|May 25, 2012|
Previously published by www.njdivorceattorney.net
A client asked me to blog about serving divorce papers internationally for a divorce in the U.S.
The issue, in New Jersey, begins with Court Rule 4:4-4, which states that the primary method of obtaining jurisdiction (power to act) over person is to personally serve that person within the state. That means having the papers physically handed to the spouse by someone who is not connected to the litigation in any way.
This means it cannot be the spouse seeking divorce, that person's attorney or anybody who could be connected to the litigation such as children of the relationship or potential witnesses in a divorce action.
The court rule goes further to specify specific individuals who can accept service of divorce papers for the other spouse. This list is far too lengthy to set forth at length here.
The court rule further provides in subsection C that service may be made by registered, certified or ordinary mail. However, serving papers this way is only effective if the other person files papers in response. But I would not rely upon this section especially in an international divorce issue. However, you must remember that the rule against mail service is only effective if that person files a response.
Normally, papers are served inside and outside of the state by a process server. This is an individual or company that specializes in serving legal papers. There are many companies who serve process both nationally and internationally.
It is important to choose a company with experience in serving papers because the person who serves the papers on the other spouse must provide you with a certification indicating that he/she served the other spouse and a description of the person he/she served. If the person you hire serves the wrong person, serves a person not authorized by the Rules of Court and/or fails to file the appropriate certification of service, the court may not allow you to proceed on your divorce.
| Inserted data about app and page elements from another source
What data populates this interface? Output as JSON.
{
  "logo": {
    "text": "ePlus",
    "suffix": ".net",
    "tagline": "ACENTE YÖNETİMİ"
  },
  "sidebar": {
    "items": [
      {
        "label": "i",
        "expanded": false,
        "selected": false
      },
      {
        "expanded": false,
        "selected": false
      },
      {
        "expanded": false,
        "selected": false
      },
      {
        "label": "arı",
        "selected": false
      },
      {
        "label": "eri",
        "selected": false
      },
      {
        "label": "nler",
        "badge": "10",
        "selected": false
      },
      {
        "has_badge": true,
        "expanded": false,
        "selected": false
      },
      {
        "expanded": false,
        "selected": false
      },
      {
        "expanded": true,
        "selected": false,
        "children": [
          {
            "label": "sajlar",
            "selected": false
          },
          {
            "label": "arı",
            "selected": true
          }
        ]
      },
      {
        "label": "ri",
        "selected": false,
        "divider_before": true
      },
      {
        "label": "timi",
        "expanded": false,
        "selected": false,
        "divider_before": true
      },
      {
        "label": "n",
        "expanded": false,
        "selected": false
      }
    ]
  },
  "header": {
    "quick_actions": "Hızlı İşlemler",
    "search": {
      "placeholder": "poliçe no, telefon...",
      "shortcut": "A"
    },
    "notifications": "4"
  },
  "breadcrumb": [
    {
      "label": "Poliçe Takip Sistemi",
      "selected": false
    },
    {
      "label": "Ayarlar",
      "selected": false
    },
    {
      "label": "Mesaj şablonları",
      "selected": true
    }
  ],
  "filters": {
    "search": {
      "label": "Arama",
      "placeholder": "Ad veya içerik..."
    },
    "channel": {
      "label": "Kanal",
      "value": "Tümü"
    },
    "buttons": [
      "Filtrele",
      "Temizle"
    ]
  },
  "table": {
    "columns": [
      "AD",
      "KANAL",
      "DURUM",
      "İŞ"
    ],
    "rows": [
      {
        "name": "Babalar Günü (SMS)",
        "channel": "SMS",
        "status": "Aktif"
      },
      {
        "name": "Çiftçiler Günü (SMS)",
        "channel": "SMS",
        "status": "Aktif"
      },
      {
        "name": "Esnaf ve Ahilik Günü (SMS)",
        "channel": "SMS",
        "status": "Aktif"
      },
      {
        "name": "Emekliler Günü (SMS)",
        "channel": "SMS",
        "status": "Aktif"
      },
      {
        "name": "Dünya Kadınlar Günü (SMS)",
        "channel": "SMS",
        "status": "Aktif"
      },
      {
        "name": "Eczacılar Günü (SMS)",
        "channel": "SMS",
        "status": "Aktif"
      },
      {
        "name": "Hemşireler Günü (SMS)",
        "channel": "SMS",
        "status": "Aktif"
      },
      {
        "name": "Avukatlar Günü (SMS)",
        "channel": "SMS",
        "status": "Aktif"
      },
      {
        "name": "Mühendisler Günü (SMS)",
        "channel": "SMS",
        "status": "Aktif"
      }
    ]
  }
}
However, hiring a company to serve internationally can be very expensive. A less expensive option, if you know someone in the country where the spouse is, is to have the person you know go and serve the other spouse with the papers. You must be careful, however, that the person you choose is familiar with who can be served as well as the certification that he/she needs to complete.
Remember, without personal jurisdiction, courts are usually unable to act in any case, whether a divorce or any other matter.
Issue becomes more complicated depending on whether or not you know where the spouse is located. It is actually, probably, better if you do not know the specific location. Presumably, the other spouse would have been a resident of the United States at some time prior to the relocation internationally. For cases like this a person can obtain jurisdiction over person by what is called “substituted” or “constructive service.” There are several ways to obtain jurisdiction by substitute or constructive servers. First, you can obtain it by mail or personal service outside the state just as you would in New Jersey. For this method, as well as all others, always remember that personal service is always the best option.
To obtain permission to serve by substituted service, you need to show the court that you attempted what is called “diligent effort and inquiry.” This means you must have searched to see whether or not the individual can be located in New Jersey. The most common ways to show the court you made a diligent inquiry is to send letters requesting updated or current address of the individual spouse with the post office, Department of Motor Vehicles, Bureau of vital statistics and Board of Elections.
You start by sending letters to these individuals indicating you are seeking information concerning the address of the individual for service of process in a divorce. You should also indicate inside that letter the nature and type of litigation because you may not be otherwise able to obtain responses to these requests.
Once you receive the responses and the address is either unknown or outdated, you then file a motion asking for the court to approve service of process by an alternate method such as constructive or substitute service outside of the state. You would attach the requests you made for information and the responses, presuming they do not offer anything more than the last known address in the US.
The motion would request permission to post notice of the divorce complaint in a local newspaper closest to the last known address of the missing spouse.
Once that is completed, you will receive a notice from the newspaper indicating that the notice was published. You will have “constructively served” notice of the divorce complaint. You should send a copy of the newspaper confirmation to the family court. After 35 days pass, you can move forward if no answer is filed and request a default be entered against the other spouse.